→ **YOUR OBJECTIVE**: The answer must consist of every line below that holds the word "started".

== Segment start ==

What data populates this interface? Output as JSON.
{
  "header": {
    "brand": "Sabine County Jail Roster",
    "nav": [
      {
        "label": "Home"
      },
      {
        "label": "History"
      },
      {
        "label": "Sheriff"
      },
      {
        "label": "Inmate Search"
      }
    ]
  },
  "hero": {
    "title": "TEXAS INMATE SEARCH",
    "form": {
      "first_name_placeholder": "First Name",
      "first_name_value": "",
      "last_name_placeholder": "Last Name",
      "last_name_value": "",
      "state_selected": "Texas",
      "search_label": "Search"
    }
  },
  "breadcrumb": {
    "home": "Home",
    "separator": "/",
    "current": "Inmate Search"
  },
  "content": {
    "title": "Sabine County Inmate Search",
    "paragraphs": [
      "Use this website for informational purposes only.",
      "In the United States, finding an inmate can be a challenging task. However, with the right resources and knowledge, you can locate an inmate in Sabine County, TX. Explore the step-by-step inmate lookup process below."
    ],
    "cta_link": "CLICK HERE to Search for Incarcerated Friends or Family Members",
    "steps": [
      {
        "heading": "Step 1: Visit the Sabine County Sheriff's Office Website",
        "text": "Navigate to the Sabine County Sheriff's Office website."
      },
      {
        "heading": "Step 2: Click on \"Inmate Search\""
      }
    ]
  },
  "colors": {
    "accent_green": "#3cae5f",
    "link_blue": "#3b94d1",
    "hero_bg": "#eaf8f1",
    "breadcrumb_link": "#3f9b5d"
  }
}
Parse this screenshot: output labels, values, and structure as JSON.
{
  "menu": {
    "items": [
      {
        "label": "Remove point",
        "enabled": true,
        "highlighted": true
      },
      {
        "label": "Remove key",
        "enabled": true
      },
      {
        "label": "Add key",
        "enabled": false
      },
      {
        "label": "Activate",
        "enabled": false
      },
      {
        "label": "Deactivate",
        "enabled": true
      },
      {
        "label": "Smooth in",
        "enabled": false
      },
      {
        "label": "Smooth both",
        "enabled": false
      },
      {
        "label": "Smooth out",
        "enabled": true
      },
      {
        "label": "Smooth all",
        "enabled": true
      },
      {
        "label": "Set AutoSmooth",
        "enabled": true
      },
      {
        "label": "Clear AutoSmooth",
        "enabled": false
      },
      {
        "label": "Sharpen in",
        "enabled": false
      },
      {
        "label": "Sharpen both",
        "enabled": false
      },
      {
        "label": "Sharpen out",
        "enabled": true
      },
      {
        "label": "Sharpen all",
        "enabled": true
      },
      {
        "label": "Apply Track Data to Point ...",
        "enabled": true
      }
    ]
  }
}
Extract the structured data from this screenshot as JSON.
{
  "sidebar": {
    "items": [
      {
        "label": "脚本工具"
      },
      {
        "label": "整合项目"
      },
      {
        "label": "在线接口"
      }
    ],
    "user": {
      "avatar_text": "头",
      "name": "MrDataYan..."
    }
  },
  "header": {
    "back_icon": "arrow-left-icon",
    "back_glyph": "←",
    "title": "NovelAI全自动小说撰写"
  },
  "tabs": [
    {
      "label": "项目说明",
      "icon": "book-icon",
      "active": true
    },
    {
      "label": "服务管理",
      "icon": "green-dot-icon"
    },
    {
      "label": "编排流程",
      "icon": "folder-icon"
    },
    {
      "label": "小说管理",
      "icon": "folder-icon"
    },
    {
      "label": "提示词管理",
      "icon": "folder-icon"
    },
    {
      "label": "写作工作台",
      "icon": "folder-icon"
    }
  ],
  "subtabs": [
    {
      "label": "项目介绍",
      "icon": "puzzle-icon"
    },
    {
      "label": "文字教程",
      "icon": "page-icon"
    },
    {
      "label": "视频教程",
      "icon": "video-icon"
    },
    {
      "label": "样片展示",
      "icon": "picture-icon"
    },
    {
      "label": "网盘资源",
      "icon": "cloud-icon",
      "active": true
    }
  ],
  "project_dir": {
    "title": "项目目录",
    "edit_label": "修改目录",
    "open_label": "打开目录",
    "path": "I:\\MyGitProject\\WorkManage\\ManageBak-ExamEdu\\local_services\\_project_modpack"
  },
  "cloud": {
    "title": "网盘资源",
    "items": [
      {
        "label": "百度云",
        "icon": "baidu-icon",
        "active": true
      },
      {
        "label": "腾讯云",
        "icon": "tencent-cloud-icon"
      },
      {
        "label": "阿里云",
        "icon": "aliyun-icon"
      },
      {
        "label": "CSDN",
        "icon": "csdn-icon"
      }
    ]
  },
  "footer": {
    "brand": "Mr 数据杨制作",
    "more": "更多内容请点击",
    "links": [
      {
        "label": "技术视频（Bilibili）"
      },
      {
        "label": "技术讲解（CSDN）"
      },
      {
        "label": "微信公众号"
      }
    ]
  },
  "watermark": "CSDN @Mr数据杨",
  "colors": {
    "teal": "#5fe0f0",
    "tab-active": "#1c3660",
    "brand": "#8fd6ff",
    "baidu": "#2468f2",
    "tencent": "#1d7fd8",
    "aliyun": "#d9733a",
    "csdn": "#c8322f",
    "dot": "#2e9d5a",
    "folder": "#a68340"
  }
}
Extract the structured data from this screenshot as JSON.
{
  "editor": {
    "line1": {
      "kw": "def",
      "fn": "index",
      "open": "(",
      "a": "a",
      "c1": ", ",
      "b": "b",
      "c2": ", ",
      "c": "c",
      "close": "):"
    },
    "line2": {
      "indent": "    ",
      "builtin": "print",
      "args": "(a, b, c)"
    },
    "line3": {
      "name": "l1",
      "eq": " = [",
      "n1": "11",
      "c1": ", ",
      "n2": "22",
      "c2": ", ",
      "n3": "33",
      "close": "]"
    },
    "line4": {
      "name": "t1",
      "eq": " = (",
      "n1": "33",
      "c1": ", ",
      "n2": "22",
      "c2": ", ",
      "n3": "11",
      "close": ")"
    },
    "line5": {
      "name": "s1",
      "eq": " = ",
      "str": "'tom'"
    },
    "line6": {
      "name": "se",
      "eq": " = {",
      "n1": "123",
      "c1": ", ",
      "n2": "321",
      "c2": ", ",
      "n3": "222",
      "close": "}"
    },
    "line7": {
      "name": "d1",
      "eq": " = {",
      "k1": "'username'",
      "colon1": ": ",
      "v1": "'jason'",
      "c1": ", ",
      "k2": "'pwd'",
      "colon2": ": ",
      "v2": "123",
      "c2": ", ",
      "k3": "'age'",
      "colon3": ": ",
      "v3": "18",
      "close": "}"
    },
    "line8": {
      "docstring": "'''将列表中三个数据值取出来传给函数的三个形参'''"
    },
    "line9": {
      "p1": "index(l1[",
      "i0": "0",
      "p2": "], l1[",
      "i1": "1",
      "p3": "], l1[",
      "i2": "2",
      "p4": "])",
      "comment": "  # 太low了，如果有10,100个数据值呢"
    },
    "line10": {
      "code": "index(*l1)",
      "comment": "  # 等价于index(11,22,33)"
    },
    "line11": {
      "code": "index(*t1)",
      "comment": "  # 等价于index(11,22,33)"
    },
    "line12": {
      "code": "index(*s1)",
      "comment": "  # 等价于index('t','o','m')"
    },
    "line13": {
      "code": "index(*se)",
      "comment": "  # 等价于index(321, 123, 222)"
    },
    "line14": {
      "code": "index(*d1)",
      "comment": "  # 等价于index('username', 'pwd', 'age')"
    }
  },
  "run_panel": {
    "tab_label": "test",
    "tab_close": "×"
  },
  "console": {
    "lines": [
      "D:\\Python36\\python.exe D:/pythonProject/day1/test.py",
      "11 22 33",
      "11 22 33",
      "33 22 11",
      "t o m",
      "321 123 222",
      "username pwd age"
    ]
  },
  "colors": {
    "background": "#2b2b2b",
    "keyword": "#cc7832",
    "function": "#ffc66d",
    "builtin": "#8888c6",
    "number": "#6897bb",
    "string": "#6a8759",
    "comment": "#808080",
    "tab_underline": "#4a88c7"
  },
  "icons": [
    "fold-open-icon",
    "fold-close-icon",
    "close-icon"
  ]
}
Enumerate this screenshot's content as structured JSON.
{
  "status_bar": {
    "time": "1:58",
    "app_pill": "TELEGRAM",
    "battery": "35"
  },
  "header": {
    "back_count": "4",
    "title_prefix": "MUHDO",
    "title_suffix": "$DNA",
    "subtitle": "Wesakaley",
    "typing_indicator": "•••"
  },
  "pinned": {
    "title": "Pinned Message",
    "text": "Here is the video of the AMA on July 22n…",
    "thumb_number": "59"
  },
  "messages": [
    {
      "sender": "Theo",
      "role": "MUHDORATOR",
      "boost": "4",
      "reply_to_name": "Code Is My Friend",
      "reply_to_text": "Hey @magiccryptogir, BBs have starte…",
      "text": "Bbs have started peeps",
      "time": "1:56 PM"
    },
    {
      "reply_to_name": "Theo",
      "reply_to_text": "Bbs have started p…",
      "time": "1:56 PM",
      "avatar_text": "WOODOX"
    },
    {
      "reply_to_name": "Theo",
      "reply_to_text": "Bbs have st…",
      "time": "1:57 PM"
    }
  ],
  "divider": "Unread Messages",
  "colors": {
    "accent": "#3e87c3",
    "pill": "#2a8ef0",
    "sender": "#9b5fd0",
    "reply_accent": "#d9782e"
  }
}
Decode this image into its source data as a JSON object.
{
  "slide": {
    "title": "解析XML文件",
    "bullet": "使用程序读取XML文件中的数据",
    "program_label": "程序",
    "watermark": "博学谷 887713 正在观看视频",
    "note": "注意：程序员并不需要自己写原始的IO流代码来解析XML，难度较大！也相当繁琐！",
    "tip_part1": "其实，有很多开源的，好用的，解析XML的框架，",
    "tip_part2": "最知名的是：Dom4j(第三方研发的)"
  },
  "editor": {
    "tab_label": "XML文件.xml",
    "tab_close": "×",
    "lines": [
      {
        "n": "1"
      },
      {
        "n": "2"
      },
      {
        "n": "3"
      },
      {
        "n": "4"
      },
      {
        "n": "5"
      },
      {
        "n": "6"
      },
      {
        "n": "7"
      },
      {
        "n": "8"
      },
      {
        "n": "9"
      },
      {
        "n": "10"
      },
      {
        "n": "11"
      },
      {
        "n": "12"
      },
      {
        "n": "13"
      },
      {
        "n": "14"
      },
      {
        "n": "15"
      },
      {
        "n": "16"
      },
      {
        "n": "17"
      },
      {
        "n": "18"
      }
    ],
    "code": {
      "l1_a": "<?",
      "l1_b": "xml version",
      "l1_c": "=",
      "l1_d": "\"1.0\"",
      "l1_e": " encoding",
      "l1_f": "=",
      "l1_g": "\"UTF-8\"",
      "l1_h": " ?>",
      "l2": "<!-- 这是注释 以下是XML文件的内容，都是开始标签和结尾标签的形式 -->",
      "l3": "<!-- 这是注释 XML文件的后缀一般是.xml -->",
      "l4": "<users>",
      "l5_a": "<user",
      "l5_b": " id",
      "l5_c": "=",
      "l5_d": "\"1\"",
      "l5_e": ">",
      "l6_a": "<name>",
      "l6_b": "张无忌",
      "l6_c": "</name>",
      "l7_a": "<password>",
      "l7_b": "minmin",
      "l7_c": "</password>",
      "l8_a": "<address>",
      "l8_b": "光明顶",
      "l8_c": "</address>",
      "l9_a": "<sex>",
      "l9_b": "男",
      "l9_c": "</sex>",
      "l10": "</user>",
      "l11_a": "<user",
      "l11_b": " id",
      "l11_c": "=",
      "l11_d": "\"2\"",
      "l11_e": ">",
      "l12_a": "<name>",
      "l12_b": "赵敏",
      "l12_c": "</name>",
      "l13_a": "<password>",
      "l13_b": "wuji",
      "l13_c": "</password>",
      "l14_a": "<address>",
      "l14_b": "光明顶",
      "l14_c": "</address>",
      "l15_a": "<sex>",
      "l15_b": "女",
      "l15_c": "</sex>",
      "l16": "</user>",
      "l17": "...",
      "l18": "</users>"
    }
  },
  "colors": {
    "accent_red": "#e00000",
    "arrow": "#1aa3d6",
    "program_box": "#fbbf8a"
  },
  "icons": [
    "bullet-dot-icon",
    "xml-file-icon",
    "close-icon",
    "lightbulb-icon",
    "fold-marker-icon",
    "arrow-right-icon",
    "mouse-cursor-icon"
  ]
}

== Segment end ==

→ **SOLUTION TO THIS EXERCISE**:
      "text": "Bbs have started peeps",
      "reply_to_text": "Bbs have started p…",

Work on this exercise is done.